- **THE DATA**:
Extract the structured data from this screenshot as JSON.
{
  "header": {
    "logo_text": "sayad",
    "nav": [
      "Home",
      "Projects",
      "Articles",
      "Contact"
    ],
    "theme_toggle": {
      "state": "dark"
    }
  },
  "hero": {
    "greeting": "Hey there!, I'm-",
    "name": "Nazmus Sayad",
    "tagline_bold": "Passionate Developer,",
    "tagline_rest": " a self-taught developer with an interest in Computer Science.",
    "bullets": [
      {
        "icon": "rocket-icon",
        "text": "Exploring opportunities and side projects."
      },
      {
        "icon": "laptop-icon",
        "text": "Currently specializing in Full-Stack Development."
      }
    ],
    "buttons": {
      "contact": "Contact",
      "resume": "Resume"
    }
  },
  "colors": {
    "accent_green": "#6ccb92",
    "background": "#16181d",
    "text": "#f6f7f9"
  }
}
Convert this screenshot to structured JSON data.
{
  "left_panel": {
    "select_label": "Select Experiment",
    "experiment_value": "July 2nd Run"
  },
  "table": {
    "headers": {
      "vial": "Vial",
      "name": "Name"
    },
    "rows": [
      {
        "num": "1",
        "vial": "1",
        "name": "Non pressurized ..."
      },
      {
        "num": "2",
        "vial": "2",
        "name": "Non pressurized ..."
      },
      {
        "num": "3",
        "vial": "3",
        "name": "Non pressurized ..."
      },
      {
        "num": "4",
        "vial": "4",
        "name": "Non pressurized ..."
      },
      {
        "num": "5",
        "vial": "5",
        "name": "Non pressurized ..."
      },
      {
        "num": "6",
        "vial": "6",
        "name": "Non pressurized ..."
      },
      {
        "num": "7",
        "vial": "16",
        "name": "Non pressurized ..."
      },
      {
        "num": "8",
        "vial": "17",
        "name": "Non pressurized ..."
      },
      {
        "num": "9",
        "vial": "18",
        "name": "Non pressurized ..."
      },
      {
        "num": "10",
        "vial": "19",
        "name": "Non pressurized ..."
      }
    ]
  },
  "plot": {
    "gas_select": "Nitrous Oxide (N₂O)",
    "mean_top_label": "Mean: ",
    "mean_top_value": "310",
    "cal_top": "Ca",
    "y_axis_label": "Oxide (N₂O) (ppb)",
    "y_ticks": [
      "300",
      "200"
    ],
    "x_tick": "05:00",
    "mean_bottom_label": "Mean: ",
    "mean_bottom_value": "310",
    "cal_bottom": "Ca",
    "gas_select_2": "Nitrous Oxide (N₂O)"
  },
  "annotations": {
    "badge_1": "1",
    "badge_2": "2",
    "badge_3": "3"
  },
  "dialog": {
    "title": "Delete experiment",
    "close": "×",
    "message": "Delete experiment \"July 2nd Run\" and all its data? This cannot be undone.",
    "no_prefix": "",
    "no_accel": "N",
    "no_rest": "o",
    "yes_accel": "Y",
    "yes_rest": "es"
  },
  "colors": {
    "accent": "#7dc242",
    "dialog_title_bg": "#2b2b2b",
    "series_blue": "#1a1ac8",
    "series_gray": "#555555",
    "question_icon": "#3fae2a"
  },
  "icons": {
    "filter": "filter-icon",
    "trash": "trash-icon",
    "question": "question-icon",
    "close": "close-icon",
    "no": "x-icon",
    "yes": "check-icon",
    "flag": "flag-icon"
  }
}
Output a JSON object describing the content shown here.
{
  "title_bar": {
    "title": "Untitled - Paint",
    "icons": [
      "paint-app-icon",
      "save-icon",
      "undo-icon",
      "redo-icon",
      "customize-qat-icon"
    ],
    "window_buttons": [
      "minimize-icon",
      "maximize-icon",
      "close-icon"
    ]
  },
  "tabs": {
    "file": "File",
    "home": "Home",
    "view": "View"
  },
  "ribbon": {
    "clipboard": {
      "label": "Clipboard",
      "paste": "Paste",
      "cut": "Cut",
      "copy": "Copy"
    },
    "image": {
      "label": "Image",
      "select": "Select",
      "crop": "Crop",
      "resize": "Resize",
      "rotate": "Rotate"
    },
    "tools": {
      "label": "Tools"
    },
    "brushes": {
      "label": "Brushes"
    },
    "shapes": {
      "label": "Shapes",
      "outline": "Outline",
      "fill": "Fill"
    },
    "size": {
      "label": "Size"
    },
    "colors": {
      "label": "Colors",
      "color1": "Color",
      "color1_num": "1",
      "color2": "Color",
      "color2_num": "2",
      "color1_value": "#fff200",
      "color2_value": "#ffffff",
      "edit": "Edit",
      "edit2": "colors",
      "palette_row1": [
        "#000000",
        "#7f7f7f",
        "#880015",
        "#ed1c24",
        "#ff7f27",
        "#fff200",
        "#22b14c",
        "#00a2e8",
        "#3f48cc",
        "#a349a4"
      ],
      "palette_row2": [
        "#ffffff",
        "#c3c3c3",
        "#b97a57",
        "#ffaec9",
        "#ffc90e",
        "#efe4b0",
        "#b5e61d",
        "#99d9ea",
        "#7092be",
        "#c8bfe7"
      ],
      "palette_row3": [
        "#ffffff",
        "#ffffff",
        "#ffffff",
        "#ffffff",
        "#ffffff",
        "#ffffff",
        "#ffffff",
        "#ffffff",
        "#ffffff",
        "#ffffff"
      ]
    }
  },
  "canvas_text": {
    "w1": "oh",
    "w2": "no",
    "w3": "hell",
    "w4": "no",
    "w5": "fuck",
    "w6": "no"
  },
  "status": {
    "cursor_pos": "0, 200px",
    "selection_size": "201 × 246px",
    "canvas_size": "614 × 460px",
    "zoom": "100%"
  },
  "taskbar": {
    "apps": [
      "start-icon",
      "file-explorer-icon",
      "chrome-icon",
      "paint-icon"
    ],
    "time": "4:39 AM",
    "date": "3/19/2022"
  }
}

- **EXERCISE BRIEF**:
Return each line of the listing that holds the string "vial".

- **TASK SOLUTION**:
      "vial": "Vial",
        "vial": "1",
        "vial": "2",
        "vial": "3",
        "vial": "4",
        "vial": "5",
        "vial": "6",
        "vial": "16",
        "vial": "17",
        "vial": "18",
        "vial": "19",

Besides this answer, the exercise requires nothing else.